At your next appointment go through your supplement list with your doctor. They may want to run some blood tests to check your nutrient levels, but you might be able to stop taking some supplements and make room for new ones.
4. Plan an outing in nature one day a week
Nature has incredible healing properties. Make it a goal to spend at least a half hour in nature once a week. If you live in an urban area, find a nearby park and take or short walk or sit on a bench and soak in the greenery. If you live in a rural area it might be as easy as sitting in your backyard and watching the sunset. Spending time in nature helps us separate from the incessant screen time of modern life and has real health benefits, such as getting more oxygen and reducing stress.
People with Lyme sometimes see nature as threatening because we were often infected when in nature. Make sure you protect yourself with the right clothes and repellent, so the soothing capacity is not overpowered by fear.
5. Buy a new cookbook for your diet protocol and try a few new recipes
One of the biggest ways people with chronic illness get stuck in a rut is with food. Many of us have a restricted diet and are only able to tolerate certain foods. This prevents us from eating at restaurants or social events. Eating from the same limited list every day can take the pleasure out of food. It's just another way life with illness can be monotonous.
Fortunately, due to the large number of people who are on a restricted diet for health reasons, there are numerous resources where you can find new recipes that are compliant with any diet. Treat yourself to a new cookbook or spend an hour or so looking up recipes online, then start experimenting in the kitchen.

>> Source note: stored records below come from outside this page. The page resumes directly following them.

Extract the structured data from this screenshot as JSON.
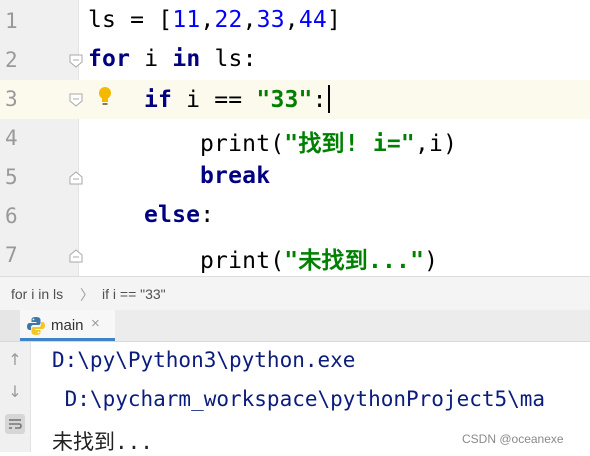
{
  "editor": {
    "line_numbers": [
      "1",
      "2",
      "3",
      "4",
      "5",
      "6",
      "7"
    ],
    "line1": {
      "ident": "ls",
      "op": " = [",
      "n1": "11",
      "c1": ",",
      "n2": "22",
      "c2": ",",
      "n3": "33",
      "c3": ",",
      "n4": "44",
      "close": "]"
    },
    "line2": {
      "kw_for": "for",
      "var": " i ",
      "kw_in": "in",
      "rest": " ls:"
    },
    "line3": {
      "kw_if": "if",
      "cond": " i == ",
      "str": "\"33\"",
      "colon": ":"
    },
    "line4": {
      "func": "print(",
      "str": "\"找到! i=\"",
      "rest": ",i)"
    },
    "line5": {
      "kw_break": "break"
    },
    "line6": {
      "kw_else": "else",
      "colon": ":"
    },
    "line7": {
      "func": "print(",
      "str": "\"未找到...\"",
      "rest": ")"
    }
  },
  "breadcrumb": {
    "item1": "for i in ls",
    "separator": "〉",
    "item2": "if i == \"33\""
  },
  "run_panel": {
    "tab_label": "main",
    "tab_close": "×",
    "output_line1": "D:\\py\\Python3\\python.exe",
    "output_line2": " D:\\pycharm_workspace\\pythonProject5\\ma",
    "output_line3": "未找到..."
  },
  "watermark": "CSDN @oceanexe",
  "colors": {
    "keyword": "#000080",
    "number": "#0000ff",
    "string": "#008000",
    "current_line": "#fcfaed",
    "console_path": "#0b1c7c"
  },
  "icons": [
    "fold-icon",
    "lightbulb-icon",
    "python-icon",
    "up-arrow-icon",
    "down-arrow-icon",
    "wrap-icon"
  ]
}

6. Institute a monthly movie night
When I was at my sickest I often found myself confined to my house, but the one outing I enjoyed was going to see a movie. Watching a movie is a low impact activity and a good respite from the reality of illness. Choose a comedy or lighthearted film and then get lost in the plot. After it's over you will realize you spent a couple of hours without thinking about your health.
7. Learn a new skill

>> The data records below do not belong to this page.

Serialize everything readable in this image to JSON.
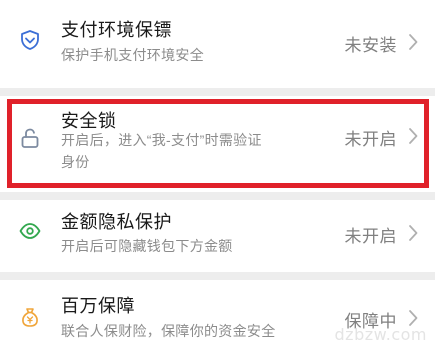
{
  "items": [
    {
      "title": "支付环境保镖",
      "subtitle": "保护手机支付环境安全",
      "status": "未安装",
      "icon": "shield-check-icon",
      "icon_color": "#3c6fd6"
    },
    {
      "title": "安全锁",
      "subtitle_line1": "开启后，进入“我-支付”时需验证",
      "subtitle_line2": "身份",
      "status": "未开启",
      "icon": "unlock-icon",
      "icon_color": "#7c8aa0"
    },
    {
      "title": "金额隐私保护",
      "subtitle": "开启后可隐藏钱包下方金额",
      "status": "未开启",
      "icon": "eye-icon",
      "icon_color": "#33a84f"
    },
    {
      "title": "百万保障",
      "subtitle": "联合人保财险，保障你的资金安全",
      "status": "保障中",
      "icon": "money-bag-icon",
      "icon_color": "#f0a53a"
    }
  ],
  "highlight_color": "#e0212a",
  "watermark": "dzbzw.com"
}
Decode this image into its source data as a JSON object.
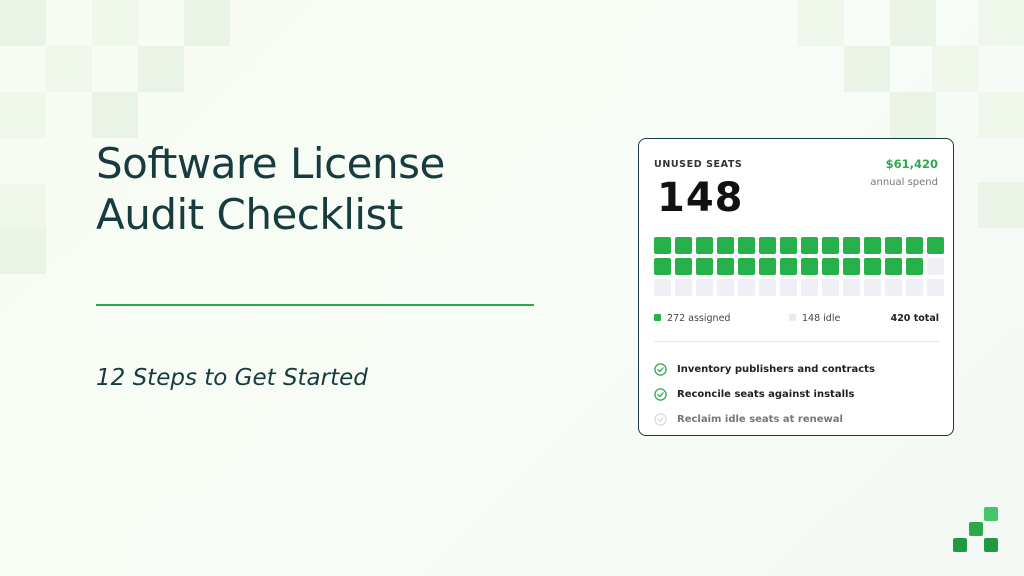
{
  "slide": {
    "title_line1": "Software License",
    "title_line2": "Audit Checklist",
    "subtitle": "12 Steps to Get Started"
  },
  "card": {
    "label": "UNUSED SEATS",
    "unused_seats": "148",
    "spend_value": "$61,420",
    "spend_caption": "annual spend",
    "seat_grid": {
      "assigned_cells": 27,
      "idle_cells": 15,
      "total_cells": 42
    },
    "legend": {
      "assigned": "272 assigned",
      "idle": "148 idle",
      "total": "420 total"
    },
    "checklist": [
      {
        "label": "Inventory publishers and contracts",
        "done": true
      },
      {
        "label": "Reconcile seats against installs",
        "done": true
      },
      {
        "label": "Reclaim idle seats at renewal",
        "done": false
      }
    ]
  },
  "colors": {
    "accent": "#2ea84d",
    "seat_on": "#27b14a",
    "seat_off": "#eef0f6",
    "text_dark": "#173b3f"
  },
  "icons": {
    "check_done": "check-circle-icon",
    "check_pending": "check-circle-outline-icon",
    "brand_logo": "pixel-logo-icon"
  }
}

Have you ever wanted to learn to knit or paint? When we are ill we talk a lot about "someday"—someday when I get better I will take a photography class, someday when I get better I will learn to make candles, etc. Maybe there is a hobby or skill you can start right now. Creativity provides purpose and can be very healing. Take a local class or find a class online. You can learn just about anything on YouTube. In addition, the website creativelive.com has free live classes and many universities offer free online content, which you can find at edx.org.
8. Drop one commitment that isn't adding value to your life
Getting unstuck isn't always about adding something new into your life, sometimes it's about removing something from that isn't serving you anymore. Make a list of all your commitments and then rank them in order of importance. Take a hard look at the items on the bottom of the list and let one or two of them go. When you are healing it’s important to be protective of your time and energy. Letting go of something that is draining your energy allows room for something new and exciting.
Remember, you don't have to make large changes all at once. Choose one small change and implement it over time. Soon you will find you are spending more time doing something you enjoy and less time repeating the same old routine. Broadening your horizons has a compounding effect. Once you break out of the rut, you will be amazed by the doors that start to open up for you.
"What I know for sure is that transformation happens when you dare to be awakened to greater heights." - Oprah Winfrey
I'm Kerry (She/Her/Hers) and I am a licensed therapist, group facilitator, poet, writer, & speaker. This is a place to acknowledge and validate our suffering and trauma, while also learning how to turn toward aliveness and spaciousness.